Brief> Return only those lines of the records below in which "JSON" appears.

Data for the task>
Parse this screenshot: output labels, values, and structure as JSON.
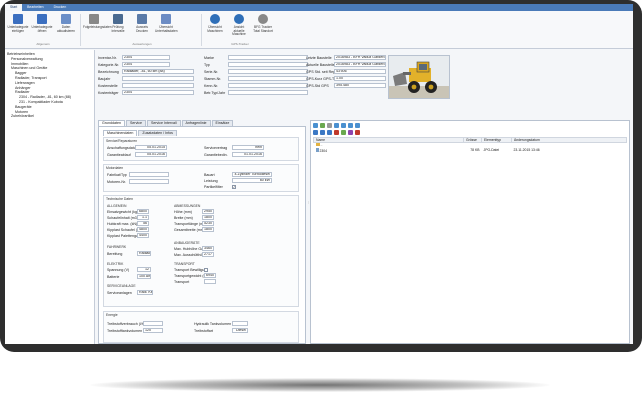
{
  "ribbon": {
    "tabs": [
      "Start",
      "Bearbeiten",
      "Drucken"
    ],
    "buttons": [
      {
        "label": "Unterkategorie einfügen",
        "color": "#3b6fc0"
      },
      {
        "label": "Unterkategorie öffnen",
        "color": "#3b6fc0"
      },
      {
        "label": "Daten aktualisieren",
        "color": "#6b8fc8"
      },
      {
        "label": "Folgeleistungsdaten",
        "color": "#888888"
      },
      {
        "label": "Prüfung Intervalle",
        "color": "#4a6a90"
      },
      {
        "label": "Ausweis Drucken",
        "color": "#5a7aa8"
      },
      {
        "label": "Übersicht Unterhaltsdaten",
        "color": "#6c8cc4"
      },
      {
        "label": "Übersicht Maschinen",
        "color": "#2f6fb8"
      },
      {
        "label": "Ansicht aktuelle Maschine",
        "color": "#2f6fb8"
      },
      {
        "label": "BFG Tracker Total Standort",
        "color": "#888888"
      }
    ],
    "groups": [
      "Allgemein",
      "Auswertungen",
      "GPS-Tracker"
    ]
  },
  "tree": [
    {
      "label": "Betriebseinheiten",
      "level": 0
    },
    {
      "label": "Personalverwaltung",
      "level": 1
    },
    {
      "label": "Immobilien",
      "level": 1
    },
    {
      "label": "Maschinen und Geräte",
      "level": 1
    },
    {
      "label": "Bagger",
      "level": 2
    },
    {
      "label": "Radlader, Transport",
      "level": 2
    },
    {
      "label": "Lieferwagen",
      "level": 2
    },
    {
      "label": "Anhänger",
      "level": 2
    },
    {
      "label": "Radlader",
      "level": 2
    },
    {
      "label": "2304 - Radlader, -81, 60 km (88)",
      "level": 3
    },
    {
      "label": "231 - Kompaktlader Kubota",
      "level": 3
    },
    {
      "label": "Baugeräte",
      "level": 2
    },
    {
      "label": "Motoren",
      "level": 2
    },
    {
      "label": "Zubehörartikel",
      "level": 1
    }
  ],
  "header": {
    "left_fields": [
      {
        "label": "Inventar-Nr.",
        "value": "2304"
      },
      {
        "label": "Kategorie-Nr.",
        "value": "2304"
      },
      {
        "label": "Bezeichnung",
        "value": "Radlader, -81, 60 km (88)"
      },
      {
        "label": "Baujahr",
        "value": ""
      },
      {
        "label": "Kostenstelle",
        "value": ""
      },
      {
        "label": "Kostenträger",
        "value": "2304"
      }
    ],
    "mid_fields": [
      {
        "label": "Marke",
        "value": ""
      },
      {
        "label": "Typ",
        "value": ""
      },
      {
        "label": "Serie-Nr.",
        "value": ""
      },
      {
        "label": "Stamm-Nr.",
        "value": ""
      },
      {
        "label": "Kenn-Nr.",
        "value": ""
      },
      {
        "label": "Betr.Typ/Jahr",
        "value": ""
      }
    ],
    "right_fields": [
      {
        "label": "Letzte Baustelle",
        "value": "2016983 - BFH Vaduz Garderobenliste"
      },
      {
        "label": "Aktuelle Baustelle",
        "value": "2016983 - BFH Vaduz Garderobenliste"
      },
      {
        "label": "GPS Std. seit Reparatur",
        "value": "43'506"
      },
      {
        "label": "GPS-Kurz GPS-Tracker",
        "value": "1.00"
      },
      {
        "label": "GPS-Std GPS",
        "value": "395.480"
      }
    ]
  },
  "subtabs": [
    "Grunddaten",
    "Service",
    "Service Intervall",
    "Anfragenlinie",
    "Einsätze"
  ],
  "inner_tabs": [
    "Maschinendaten",
    "Zusatzdaten / Infos"
  ],
  "sections": {
    "service": {
      "title": "Service/Reparaturen",
      "fields": [
        {
          "label": "Anschaffungsdatum",
          "value": "05.01.2015"
        },
        {
          "label": "Garantieablauf",
          "value": "05.01.2016"
        },
        {
          "label": "Servicevertrag",
          "value": "nein"
        },
        {
          "label": "Garantiebedin.",
          "value": "01.01.2016"
        }
      ]
    },
    "power": {
      "title": "Motordaten",
      "fields": [
        {
          "label": "Fabrikat/Typ",
          "value": ""
        },
        {
          "label": "Motoren-Nr.",
          "value": ""
        },
        {
          "label": "Bauart",
          "value": "4-Zylinder Turbodiesel"
        },
        {
          "label": "Leistung",
          "value": "60 kW"
        },
        {
          "label": "Partikelfilter",
          "value": "✓"
        }
      ]
    },
    "tech": {
      "title": "Technische Daten",
      "col1_title": "ALLGEMEIN",
      "col1": [
        {
          "label": "Einsatzgewicht (kg)",
          "value": "6800"
        },
        {
          "label": "Schaufelinhalt (m3)",
          "value": "1.1"
        },
        {
          "label": "Hubkraft max. (kN)",
          "value": "56"
        },
        {
          "label": "Kipplast Schaufel (kg)",
          "value": "4800"
        },
        {
          "label": "Kipplast Palettengabel (kg)",
          "value": "4400"
        }
      ],
      "col2_title": "ABMESSUNGEN",
      "col2": [
        {
          "label": "Höhe (mm)",
          "value": "2950"
        },
        {
          "label": "Breite (mm)",
          "value": "1800"
        },
        {
          "label": "Transportlänge (mm)",
          "value": "5230"
        },
        {
          "label": "Gesamtbreite (mm)",
          "value": "1800"
        }
      ],
      "col3_title": "FAHRWERK",
      "col3": [
        {
          "label": "Bereifung",
          "value": "Radlader 4x4"
        }
      ],
      "col4_title": "ANBAUGERÄTE",
      "col4": [
        {
          "label": "Max. Hubhöhe Gabel (mm)",
          "value": "3460"
        },
        {
          "label": "Max. Ausschütthöhe (mm)",
          "value": "2717"
        }
      ],
      "col5_title": "ELEKTRIK",
      "col5": [
        {
          "label": "Spannung (V)",
          "value": "12"
        },
        {
          "label": "Batterie",
          "value": "100 Ah"
        }
      ],
      "col6_title": "TRANSPORT",
      "col6": [
        {
          "label": "Transport Bewilligung",
          "value": ""
        },
        {
          "label": "Transportgewicht (kg)",
          "value": "6940"
        },
        {
          "label": "Transport",
          "value": ""
        }
      ],
      "col7_title": "SERVICEANLAGE",
      "col7": [
        {
          "label": "Serviceanlagen",
          "value": "Radl. Kettm"
        }
      ]
    },
    "energy": {
      "title": "Energie",
      "fields": [
        {
          "label": "Treibstoffverbrauch (l/h)",
          "value": ""
        },
        {
          "label": "Treibstofftankvolumen (l)",
          "value": "120"
        },
        {
          "label": "Hydraulik Tankvolumen (l)",
          "value": ""
        },
        {
          "label": "Treibstoffart",
          "value": "Diesel"
        }
      ]
    }
  },
  "files": {
    "columns": [
      "Name",
      "Grösse",
      "Elementtyp",
      "Änderungsdatum"
    ],
    "rows": [
      {
        "name": "..",
        "size": "",
        "type": "",
        "date": ""
      },
      {
        "name": "2304",
        "size": "78 KB",
        "type": "JPG-Datei",
        "date": "23.11.2015 13:46"
      }
    ]
  },
  "colors": {
    "accent": "#4a7ab8",
    "frame": "#2e2e2e"
  }
}
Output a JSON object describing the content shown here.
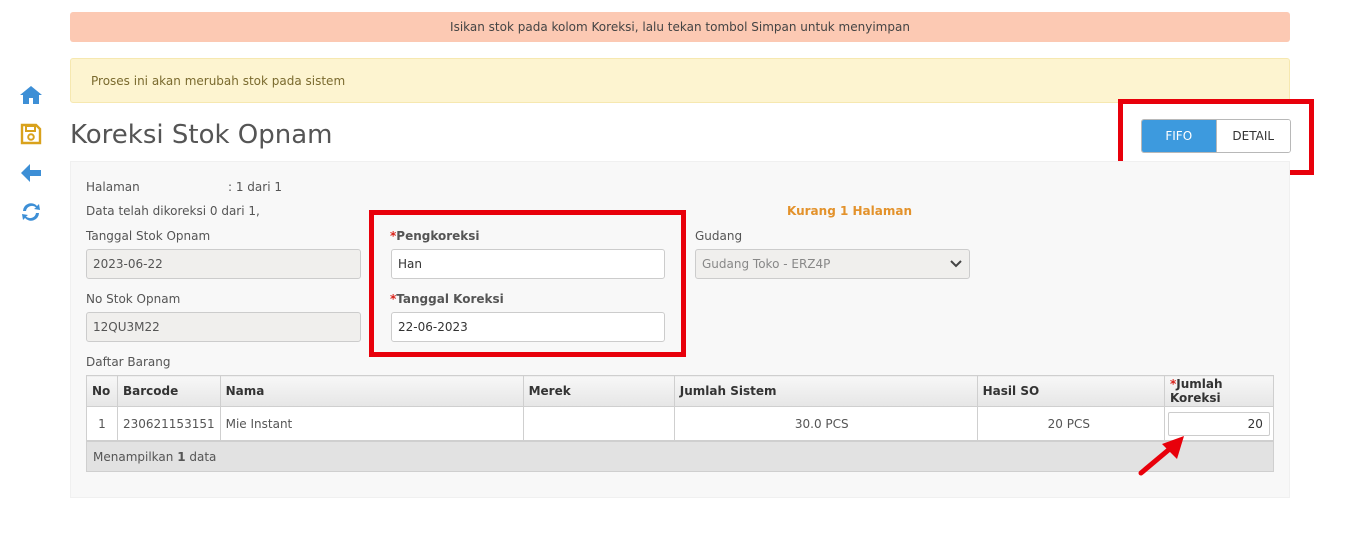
{
  "alerts": {
    "info": "Isikan stok pada kolom Koreksi, lalu tekan tombol Simpan untuk menyimpan",
    "warning": "Proses ini akan merubah stok pada sistem"
  },
  "page_title": "Koreksi Stok Opnam",
  "toggle": {
    "fifo": "FIFO",
    "detail": "DETAIL",
    "active": "FIFO"
  },
  "sidebar": {
    "icons": [
      "home-icon",
      "save-icon",
      "back-arrow-icon",
      "refresh-icon"
    ],
    "colors": {
      "blue": "#3d8fd6",
      "gold": "#d9a21c"
    }
  },
  "info": {
    "halaman_label": "Halaman",
    "halaman_value": ": 1 dari 1",
    "corrected_text": "Data telah dikoreksi 0 dari 1,",
    "kurang_text": "Kurang 1 Halaman"
  },
  "form": {
    "tanggal_so_label": "Tanggal Stok Opnam",
    "tanggal_so_value": "2023-06-22",
    "no_so_label": "No Stok Opnam",
    "no_so_value": "12QU3M22",
    "pengkoreksi_label": "Pengkoreksi",
    "pengkoreksi_value": "Han",
    "tanggal_koreksi_label": "Tanggal Koreksi",
    "tanggal_koreksi_value": "22-06-2023",
    "gudang_label": "Gudang",
    "gudang_value": "Gudang Toko - ERZ4P",
    "required_mark": "*"
  },
  "table": {
    "caption": "Daftar Barang",
    "headers": [
      "No",
      "Barcode",
      "Nama",
      "Merek",
      "Jumlah Sistem",
      "Hasil SO",
      "Jumlah Koreksi"
    ],
    "rows": [
      {
        "no": "1",
        "barcode": "230621153151",
        "nama": "Mie Instant",
        "merek": "",
        "jumlah_sistem": "30.0 PCS",
        "hasil_so": "20 PCS",
        "jumlah_koreksi": "20"
      }
    ],
    "footer_prefix": "Menampilkan ",
    "footer_count": "1",
    "footer_suffix": " data"
  }
}
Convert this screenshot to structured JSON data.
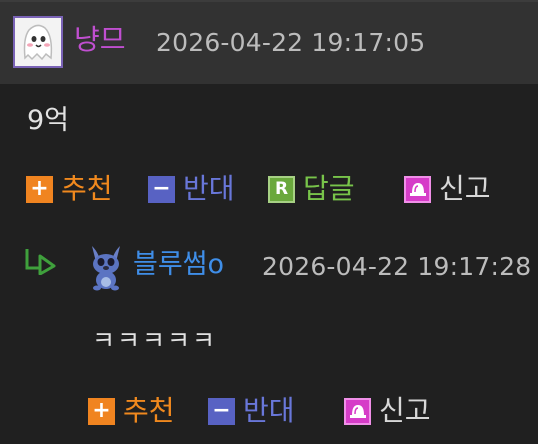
{
  "comment": {
    "author": "냥므",
    "timestamp": "2026-04-22 19:17:05",
    "body": "9억",
    "actions": {
      "recommend": "추천",
      "oppose": "반대",
      "reply": "답글",
      "report": "신고"
    }
  },
  "reply": {
    "author": "블루썸o",
    "timestamp": "2026-04-22 19:17:28",
    "body": "ㅋㅋㅋㅋㅋ",
    "actions": {
      "recommend": "추천",
      "oppose": "반대",
      "report": "신고"
    }
  },
  "icons": {
    "recommend": "plus-icon",
    "oppose": "minus-icon",
    "reply": "r-icon",
    "report": "siren-icon",
    "reply_marker": "reply-arrow-icon"
  },
  "colors": {
    "background": "#202020",
    "header": "#323232",
    "author1": "#c04fd0",
    "author2": "#3f8ee8",
    "recommend": "#f08420",
    "oppose": "#5862c3",
    "reply": "#6aa83c",
    "report": "#d63cc8"
  }
}
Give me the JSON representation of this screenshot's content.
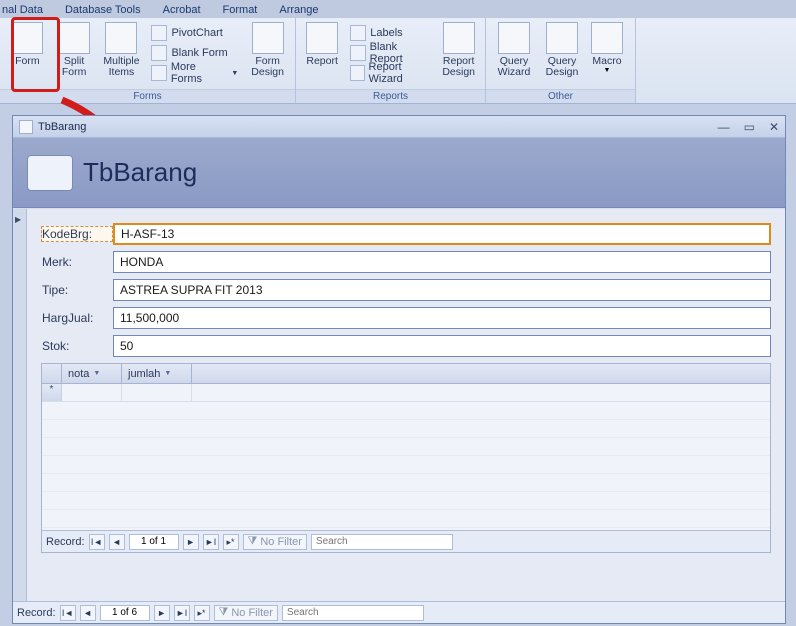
{
  "menu": {
    "items": [
      "nal Data",
      "Database Tools",
      "Acrobat",
      "Format",
      "Arrange"
    ]
  },
  "ribbon": {
    "forms": {
      "label": "Forms",
      "form": "Form",
      "split": "Split\nForm",
      "multi": "Multiple\nItems",
      "pivot": "PivotChart",
      "blank": "Blank Form",
      "more": "More Forms",
      "design": "Form\nDesign"
    },
    "reports": {
      "label": "Reports",
      "report": "Report",
      "labels": "Labels",
      "blank": "Blank Report",
      "wizard": "Report Wizard",
      "design": "Report\nDesign"
    },
    "other": {
      "label": "Other",
      "qwiz": "Query\nWizard",
      "qdes": "Query\nDesign",
      "macro": "Macro"
    }
  },
  "window": {
    "tab_title": "TbBarang",
    "header_title": "TbBarang"
  },
  "fields": {
    "kodebrg": {
      "label": "KodeBrg:",
      "value": "H-ASF-13"
    },
    "merk": {
      "label": "Merk:",
      "value": "HONDA"
    },
    "tipe": {
      "label": "Tipe:",
      "value": "ASTREA SUPRA FIT 2013"
    },
    "hargjual": {
      "label": "HargJual:",
      "value": "11,500,000"
    },
    "stok": {
      "label": "Stok:",
      "value": "50"
    }
  },
  "subform": {
    "cols": {
      "nota": "nota",
      "jumlah": "jumlah"
    },
    "nav": {
      "label": "Record:",
      "pos": "1 of 1",
      "nofilter": "No Filter",
      "search": "Search"
    }
  },
  "nav": {
    "label": "Record:",
    "pos": "1 of 6",
    "nofilter": "No Filter",
    "search": "Search"
  }
}
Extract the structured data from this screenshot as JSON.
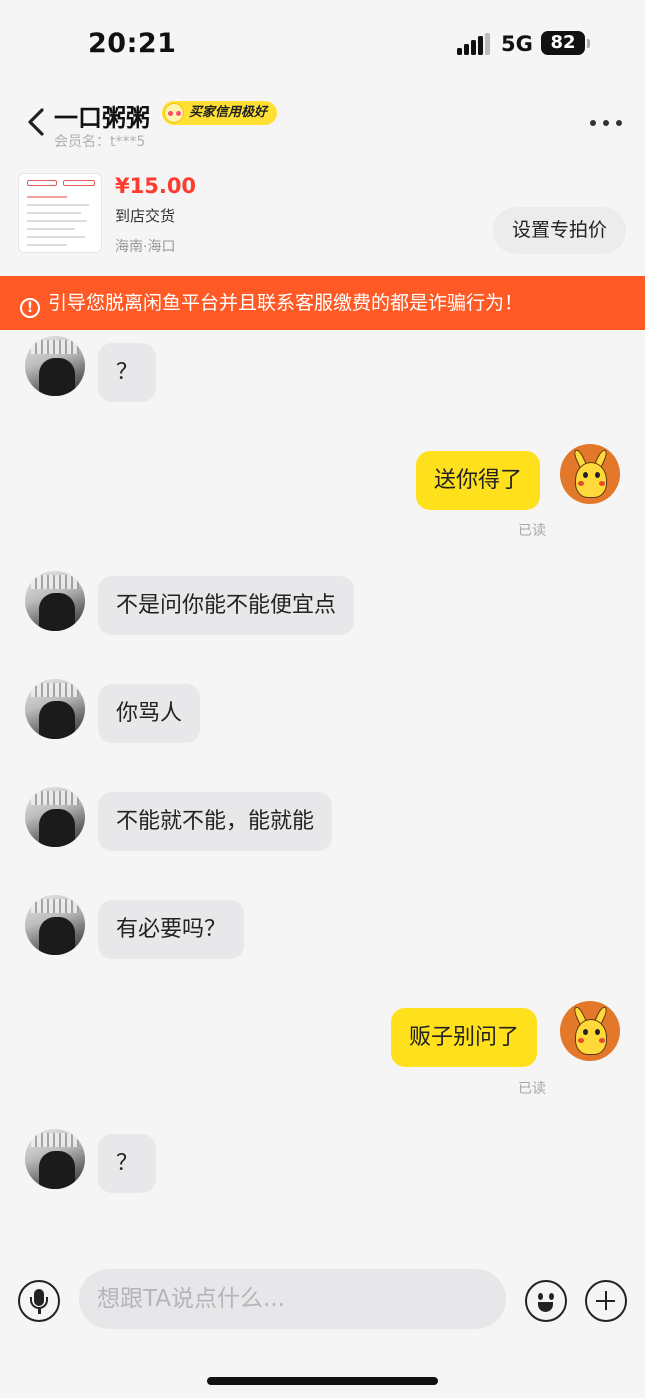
{
  "status_bar": {
    "time": "20:21",
    "network": "5G",
    "battery": "82"
  },
  "header": {
    "title": "一口粥粥",
    "credit_badge": "买家信用极好",
    "member_label": "会员名：t***5"
  },
  "product": {
    "price": "¥15.00",
    "delivery": "到店交货",
    "location": "海南·海口",
    "special_price_button": "设置专拍价"
  },
  "warning": {
    "text": "引导您脱离闲鱼平台并且联系客服缴费的都是诈骗行为！",
    "icon": "!"
  },
  "messages": [
    {
      "side": "left",
      "text": "？"
    },
    {
      "side": "right",
      "text": "送你得了",
      "status": "已读"
    },
    {
      "side": "left",
      "text": "不是问你能不能便宜点"
    },
    {
      "side": "left",
      "text": "你骂人"
    },
    {
      "side": "left",
      "text": "不能就不能，能就能"
    },
    {
      "side": "left",
      "text": "有必要吗？"
    },
    {
      "side": "right",
      "text": "贩子别问了",
      "status": "已读"
    },
    {
      "side": "left",
      "text": "？"
    }
  ],
  "input": {
    "placeholder": "想跟TA说点什么..."
  },
  "icons": {
    "back": "chevron-left-icon",
    "more": "more-dots-icon",
    "mic": "microphone-icon",
    "emoji": "emoji-icon",
    "plus": "plus-icon",
    "warning": "warning-circle-icon"
  },
  "colors": {
    "accent_yellow": "#ffe01c",
    "warning_orange": "#ff5a26",
    "price_red": "#ff3b30"
  }
}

Reply>
Parse this screenshot: output labels, values, and structure as JSON.
Output a JSON object describing the content shown here.
Convert this screenshot to structured JSON data.
Give me the JSON representation of this screenshot's content.
Extract the structured data from this screenshot as JSON.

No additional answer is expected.